Data to examine: Begin

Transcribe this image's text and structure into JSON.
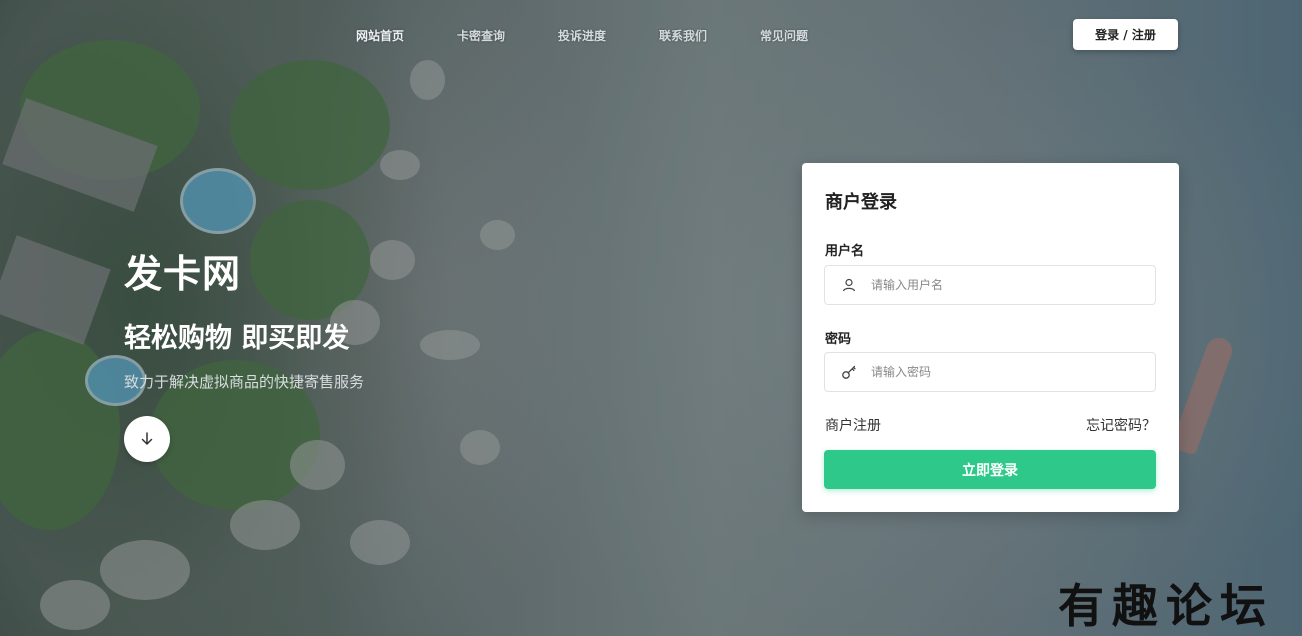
{
  "nav": {
    "items": [
      "网站首页",
      "卡密查询",
      "投诉进度",
      "联系我们",
      "常见问题"
    ],
    "login_label": "登录 / 注册"
  },
  "hero": {
    "title": "发卡网",
    "subtitle": "轻松购物 即买即发",
    "description": "致力于解决虚拟商品的快捷寄售服务",
    "scroll_icon": "arrow-down-icon"
  },
  "login_card": {
    "title": "商户登录",
    "username_label": "用户名",
    "username_placeholder": "请输入用户名",
    "username_icon": "user-icon",
    "password_label": "密码",
    "password_placeholder": "请输入密码",
    "password_icon": "key-icon",
    "register_link": "商户注册",
    "forgot_link": "忘记密码？",
    "submit_label": "立即登录"
  },
  "watermark": "有趣论坛",
  "colors": {
    "accent": "#2ec98a",
    "card_bg": "#ffffff"
  }
}
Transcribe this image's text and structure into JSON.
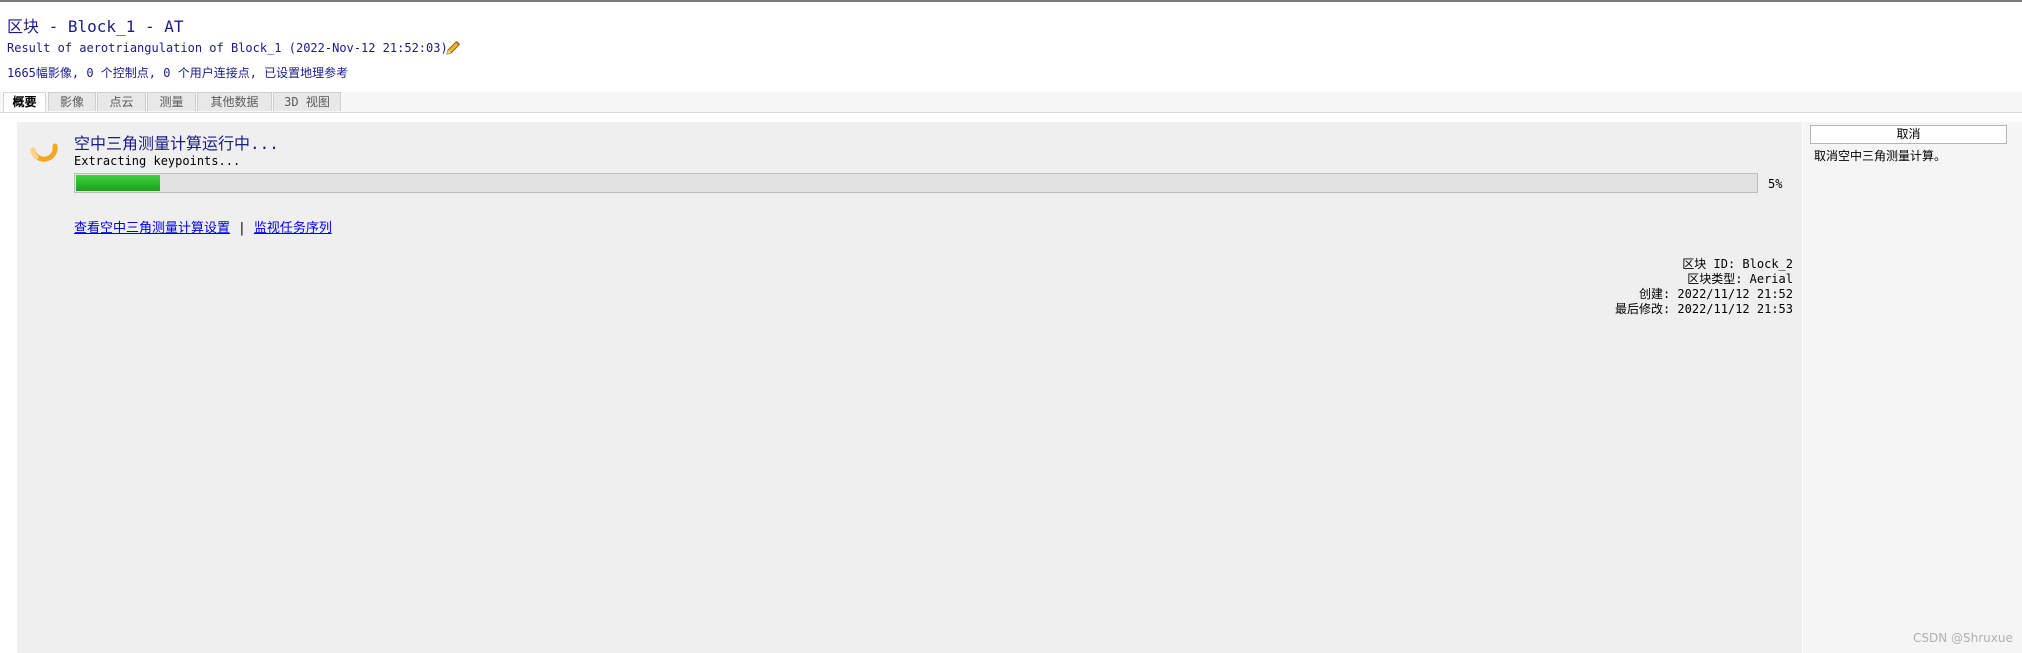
{
  "header": {
    "title": "区块 - Block_1 - AT",
    "subtitle": "Result of aerotriangulation of Block_1 (2022-Nov-12 21:52:03)",
    "summary": "1665幅影像, 0 个控制点, 0 个用户连接点, 已设置地理参考"
  },
  "tabs": [
    {
      "label": "概要",
      "active": true
    },
    {
      "label": "影像",
      "active": false
    },
    {
      "label": "点云",
      "active": false
    },
    {
      "label": "测量",
      "active": false
    },
    {
      "label": "其他数据",
      "active": false
    },
    {
      "label": "3D 视图",
      "active": false
    }
  ],
  "status": {
    "title": "空中三角测量计算运行中...",
    "step": "Extracting keypoints...",
    "progress_percent": 5,
    "progress_label": "5%"
  },
  "links": {
    "settings": "查看空中三角测量计算设置",
    "separator": "|",
    "monitor": "监视任务序列"
  },
  "meta": {
    "block_id": "区块 ID: Block_2",
    "block_type": "区块类型: Aerial",
    "created": "创建: 2022/11/12 21:52",
    "modified": "最后修改: 2022/11/12 21:53"
  },
  "sidebar": {
    "cancel_label": "取消",
    "cancel_description": "取消空中三角测量计算。"
  },
  "watermark": "CSDN @Shruxue",
  "colors": {
    "title_text": "#1a1a8c",
    "progress_fill": "#2fbf2f",
    "spinner": "#f5a623",
    "link": "#0000ee"
  },
  "icons": {
    "edit": "pencil-icon",
    "spinner": "loading-spinner-icon"
  }
}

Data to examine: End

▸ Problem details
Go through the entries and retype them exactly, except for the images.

▸ Task answer
Transcribe this image's text and structure into JSON.
{
  "nav": {
    "items": [
      "网站首页",
      "卡密查询",
      "投诉进度",
      "联系我们",
      "常见问题"
    ],
    "login_label": "登录 / 注册"
  },
  "hero": {
    "title": "发卡网",
    "subtitle": "轻松购物 即买即发",
    "description": "致力于解决虚拟商品的快捷寄售服务",
    "scroll_icon": "arrow-down-icon"
  },
  "login_card": {
    "title": "商户登录",
    "username_label": "用户名",
    "username_placeholder": "请输入用户名",
    "username_icon": "user-icon",
    "password_label": "密码",
    "password_placeholder": "请输入密码",
    "password_icon": "key-icon",
    "register_link": "商户注册",
    "forgot_link": "忘记密码？",
    "submit_label": "立即登录"
  },
  "watermark": "有趣论坛",
  "colors": {
    "accent": "#2ec98a",
    "card_bg": "#ffffff"
  }
}
Transcribe this image's text and structure into JSON.
{
  "header": {
    "title": "区块 - Block_1 - AT",
    "subtitle": "Result of aerotriangulation of Block_1 (2022-Nov-12 21:52:03)",
    "summary": "1665幅影像, 0 个控制点, 0 个用户连接点, 已设置地理参考"
  },
  "tabs": [
    {
      "label": "概要",
      "active": true
    },
    {
      "label": "影像",
      "active": false
    },
    {
      "label": "点云",
      "active": false
    },
    {
      "label": "测量",
      "active": false
    },
    {
      "label": "其他数据",
      "active": false
    },
    {
      "label": "3D 视图",
      "active": false
    }
  ],
  "status": {
    "title": "空中三角测量计算运行中...",
    "step": "Extracting keypoints...",
    "progress_percent": 5,
    "progress_label": "5%"
  },
  "links": {
    "settings": "查看空中三角测量计算设置",
    "separator": "|",
    "monitor": "监视任务序列"
  },
  "meta": {
    "block_id": "区块 ID: Block_2",
    "block_type": "区块类型: Aerial",
    "created": "创建: 2022/11/12 21:52",
    "modified": "最后修改: 2022/11/12 21:53"
  },
  "sidebar": {
    "cancel_label": "取消",
    "cancel_description": "取消空中三角测量计算。"
  },
  "watermark": "CSDN @Shruxue",
  "colors": {
    "title_text": "#1a1a8c",
    "progress_fill": "#2fbf2f",
    "spinner": "#f5a623",
    "link": "#0000ee"
  },
  "icons": {
    "edit": "pencil-icon",
    "spinner": "loading-spinner-icon"
  }
}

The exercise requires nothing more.